For 30 minutes I ran as fast as I could to as many contests as I could and managed 4 kicks – nothing spectacular except for a bumbling kick forward that cleared the heads of the leading forwards and seemed to roll further than it was kicked - for a goal. Late in the game I’d made great position to stream into an open goal. Tim Powell just needed to give it off and I was home for my second. I learned a valuable lesson that day – don’t bother calling for it if “Powelly” had it in the forward line.
Most of the day is vague in my memory, except for the thrill of walking off the ground through the heart of Richmond supporters cheering and singing, back to our old rooms. I made sure I got near the boys carrying “Clokey”, not as a mark of respect, but to ensure I gave myself a chance to appear in the Sunday papers. From memory I missed out on the Sunday Press but struck gold with Monday’s Age.
I heard Grant Oppy (one game), son of Tiger legend Max Oppy asked at a Tommy Hafey Club luncheon, if he was disappointed he didn’t play more games for the Tigers. He said he couldn’t believe how fortunate he was to play just one. I know what he meant.
Back To The 90's (Legends Game)

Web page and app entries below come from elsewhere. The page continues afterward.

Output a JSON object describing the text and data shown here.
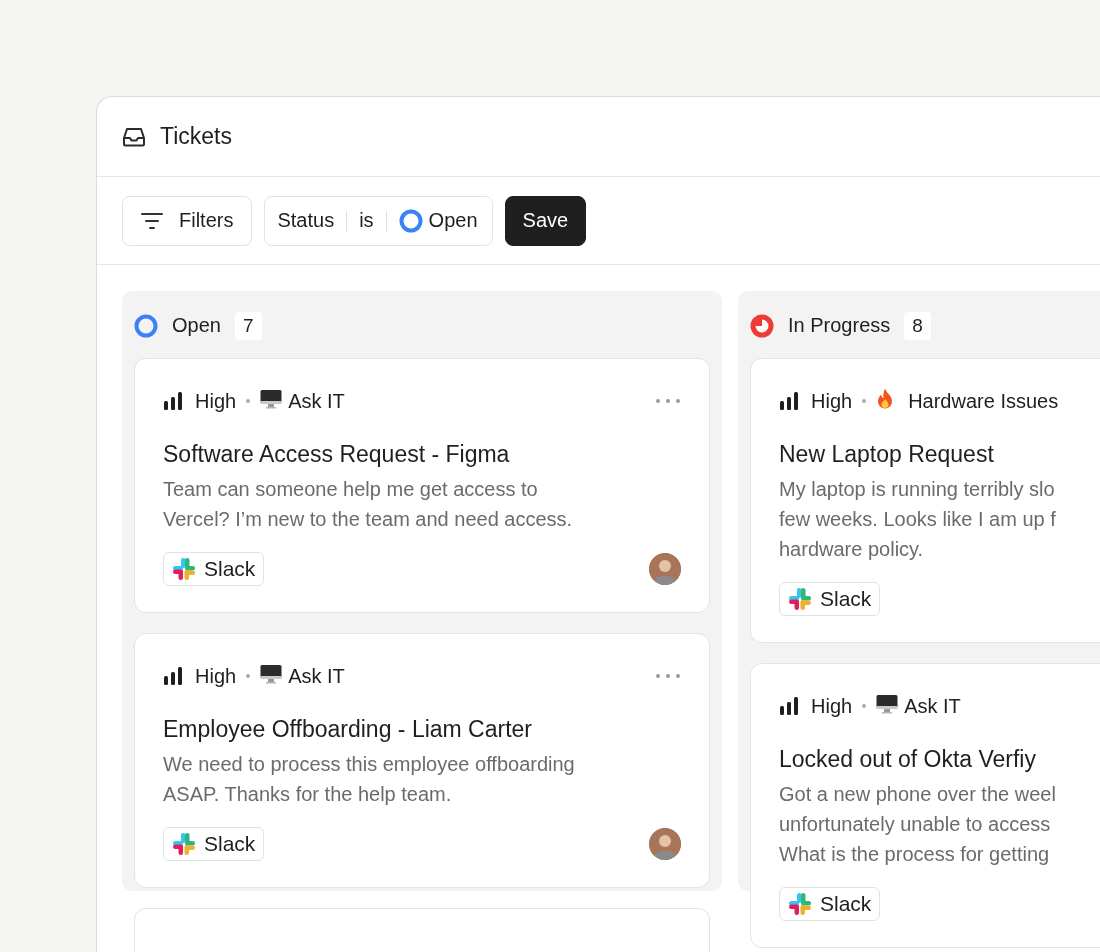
{
  "window": {
    "title": "Tickets"
  },
  "toolbar": {
    "filters_button": "Filters",
    "filter_chip": {
      "field": "Status",
      "operator": "is",
      "value": {
        "label": "Open",
        "kind": "open"
      }
    },
    "save_button": "Save"
  },
  "columns": [
    {
      "title": "Open",
      "kind": "open",
      "count": "7",
      "cards": [
        {
          "kind": "ticket",
          "priority": {
            "label": "High",
            "kind": "high"
          },
          "category": {
            "label": "Ask IT",
            "kind": "monitor"
          },
          "title": "Software Access Request - Figma",
          "description": [
            "Team can someone help me get access to",
            "Vercel? I’m new to the team and need access."
          ],
          "source": "Slack",
          "menu": true,
          "avatar": true
        },
        {
          "kind": "ticket",
          "priority": {
            "label": "High",
            "kind": "high"
          },
          "category": {
            "label": "Ask IT",
            "kind": "monitor"
          },
          "title": "Employee Offboarding - Liam Carter",
          "description": [
            "We need to process this employee offboarding",
            "ASAP. Thanks for the help team."
          ],
          "source": "Slack",
          "menu": true,
          "avatar": true
        },
        {
          "kind": "cutoff"
        }
      ]
    },
    {
      "title": "In Progress",
      "kind": "progress",
      "count": "8",
      "cards": [
        {
          "kind": "ticket",
          "priority": {
            "label": "High",
            "kind": "high"
          },
          "category": {
            "label": "Hardware Issues",
            "kind": "fire"
          },
          "title": "New Laptop Request",
          "description": [
            "My laptop is running terribly slo",
            "few weeks. Looks like I am up f",
            "hardware policy."
          ],
          "source": "Slack"
        },
        {
          "kind": "ticket",
          "priority": {
            "label": "High",
            "kind": "high"
          },
          "category": {
            "label": "Ask IT",
            "kind": "monitor"
          },
          "title": "Locked out of Okta Verfiy",
          "description": [
            "Got a new phone over the weel",
            "unfortunately unable to access",
            "What is the process for getting"
          ],
          "source": "Slack"
        }
      ]
    }
  ]
}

To all those who represented the Tigers on and off the field in the 90’s, if it wasn’t for your involvement and sacrifice during this decade the Tigers would not exist, let alone survive to be the Club we are today! People rattled money tins along Punt Road, took pay cuts and played for the love of the jumper and teammates.
The Richmond Former Players & Officials are asking you for one more effort. Come and celebrate with us at the Legend’s Cup match day function!
Last year the boys from the 80’s had a great day and now it’s “Back to the ‘90’s”! You won’t regret it! All 1990's U19’s, Reserves, Seniors & Officials and partners are welcome. ALL RFP&OA members are welcome to attend.
It is a free day including entry and seating. There is only one requirement… you must be a financial member of the Richmond Former Players & Officials Assoc.
The day begins at 11.00am at the “G” on Saturday 8th April, which is Round 3 vs West Coast, with a “Legends” game featuring former players and Corporates. If you wish to participate you can download the entry form here... http://
Following the Legends game there will be a social gathering throughout the afternoon in the Harrison Room at the G with drinks at bar prices.
After the AFL match everyone is invited back to Punt Road for drinks and finger food with the compliments of RFP&OA and RFC.
So, if you haven’t become a member of the Richmond Former Players and Officials Association yet, download the membership form http://
Having done that, and you would like to attend the 1990’s Reunion, please advise Leonie Bawden at email@example.com
Entry & seating tickets will be distributed probably in the week before the Reunion.
Once a Tiger, always a Tiger!